But it also has its benefits:
increased output with reduced human effort
increased product consistency
more durable product
more widely applicable skill to teach
reduced production costs which make room for higher wages and lower selling prices
less labour intensive (which opens the job to a wider demographic, including disabled people)
reduced factory space requirements
simplified production process (fewer steps means fewer opportunities for error)
more "professionally" finished product (widening our niche market appeal without compromising our brand values)
Weighing these factors, we perused the various equipment options scattered across the craft-automation spectrum.
The first thing we tried fell closer to the hand-made end of the spectrum. It was a simple machine that would punch the holes all at once with reduced effort. It basically looked like a clapper board with spikes in the clapper.
We made a prototype. It didn't work.
After many weeks of considering alternative options, we came across a few online videos where people were binding their own notebooks with a sewing machine. Seems obvious in retrospect.
I tried stitching a notebook with my grandmother's old home sewing machine. Twenty broken needles later I conceded that the machine wasn't powerful enough. But it worked well enough that it seemed like a way forward. We then visited an industrial sewing machine distributor to find out if this was a really dumb idea. We were fish out of water. They said they had a machine that would handle this easily. We were excited and then instantly scared. How much was this going to cost?
We asked for the demo. It worked magically. It was unbelievable, as if the machine was made for this. We were in the middle of a few sizeable projects, so we decided to mull over this option until we finished the projects (it's not smart to completely overhaul your production line in the middle of a production cycle).
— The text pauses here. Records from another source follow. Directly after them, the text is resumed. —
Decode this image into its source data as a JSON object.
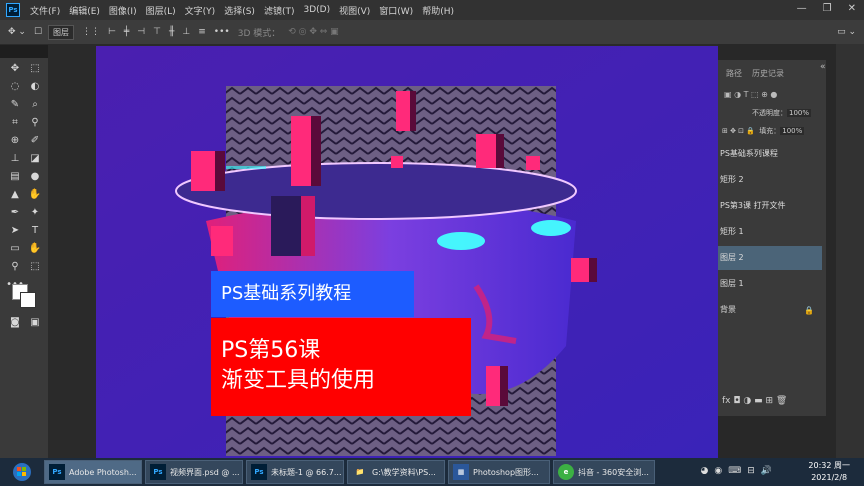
{
  "app": {
    "logo": "Ps"
  },
  "menu": [
    "文件(F)",
    "编辑(E)",
    "图像(I)",
    "图层(L)",
    "文字(Y)",
    "选择(S)",
    "滤镜(T)",
    "3D(D)",
    "视图(V)",
    "窗口(W)",
    "帮助(H)"
  ],
  "window_controls": {
    "minimize": "—",
    "maximize": "❐",
    "close": "✕"
  },
  "options_bar": {
    "layer_select": "图层",
    "mode_label": "3D 模式："
  },
  "tools_icons": [
    "move-icon",
    "marquee-icon",
    "lasso-icon",
    "quick-select-icon",
    "crop-icon",
    "eyedropper-icon",
    "healing-icon",
    "brush-icon",
    "stamp-icon",
    "history-brush-icon",
    "eraser-icon",
    "gradient-icon",
    "blur-icon",
    "dodge-icon",
    "pen-icon",
    "type-icon",
    "path-select-icon",
    "shape-icon",
    "hand-icon",
    "zoom-icon"
  ],
  "canvas": {
    "title_line": "PS基础系列教程",
    "lesson_line1": "PS第56课",
    "lesson_line2": "渐变工具的使用",
    "colors": {
      "blue_band": "#1d5cff",
      "red_band": "#ff0000",
      "background": "#4a1fb0"
    }
  },
  "layers_panel": {
    "tabs": [
      "路径",
      "历史记录"
    ],
    "opacity_label": "不透明度：",
    "opacity_value": "100%",
    "fill_label": "填充：",
    "fill_value": "100%",
    "layers": [
      {
        "name": "PS基础系列课程",
        "selected": false
      },
      {
        "name": "矩形 2",
        "selected": false
      },
      {
        "name": "PS第3课 打开文件",
        "selected": false
      },
      {
        "name": "矩形 1",
        "selected": false
      },
      {
        "name": "图层 2",
        "selected": true
      },
      {
        "name": "图层 1",
        "selected": false
      },
      {
        "name": "背景",
        "selected": false
      }
    ],
    "footer_icons": [
      "link-icon",
      "fx-icon",
      "mask-icon",
      "adjustment-icon",
      "group-icon",
      "new-layer-icon",
      "trash-icon"
    ],
    "fx_label": "fx"
  },
  "taskbar": {
    "items": [
      {
        "label": "Adobe Photosh...",
        "icon": "Ps",
        "active": true
      },
      {
        "label": "视频界面.psd @ ...",
        "icon": "Ps",
        "active": false
      },
      {
        "label": "未标题-1 @ 66.7...",
        "icon": "Ps",
        "active": false
      },
      {
        "label": "G:\\教学资料\\PS...",
        "icon": "📁",
        "active": false
      },
      {
        "label": "Photoshop图形...",
        "icon": "▦",
        "active": false
      },
      {
        "label": "抖音 - 360安全浏...",
        "icon": "e",
        "active": false
      }
    ],
    "time": "20:32 周一",
    "date": "2021/2/8"
  }
}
We weighed the benefits of this machine against the downsides:
increased output with reduced human effort
improved job quality
increased product consistency
more durable binding
more universally applicable skill to teach (industrial sewing machine vs. awl and needle and thread)
reduced production costs to make room for higher wages and better compete with established competitors without moving production offshore
less labour intensive (to open the job to a wider demographic, including disabled people)
reduced required factory space
simplified production process which makes the skill easier to teach and quicker to learn and fewer opportunities for potential errors
the notebooks become less obviously handmade which widens our potential customer base without compromising our core values
less of the romantic "crafted" character
higher risks of equipment failure
shallow learning curve (it takes longer in the short-term to teach someone to use a sewing machine than it does an awl and needle and thread)
increased maintenance costs
increased power costs
our iconic orange binding becomes less bold
Weighing these, it became clear which was the right direction to go. We nervously bought the sewing machine.
Game changer. The impact was instant. A step that previously took seven minutes to complete now takes closer to one minute. Previously, on a good day, one person could stitch around forty notebooks, now that would take less than one hour.
The hardest part of the process just became the easiest.
It's become a much more accessible position, because now just about anyone can do the job with almost flawless consistency. The binding is also much more durable and discreet.
Even though we will miss that charming "fat" thread, we feel strongly that this is the right move that will help us achieve our ambitious goals with this notebook company thing. We hope you agree?
P.S. We're sharing this because we want our community to be a part of our journey and to be transparent about what goes into making key decisions like this.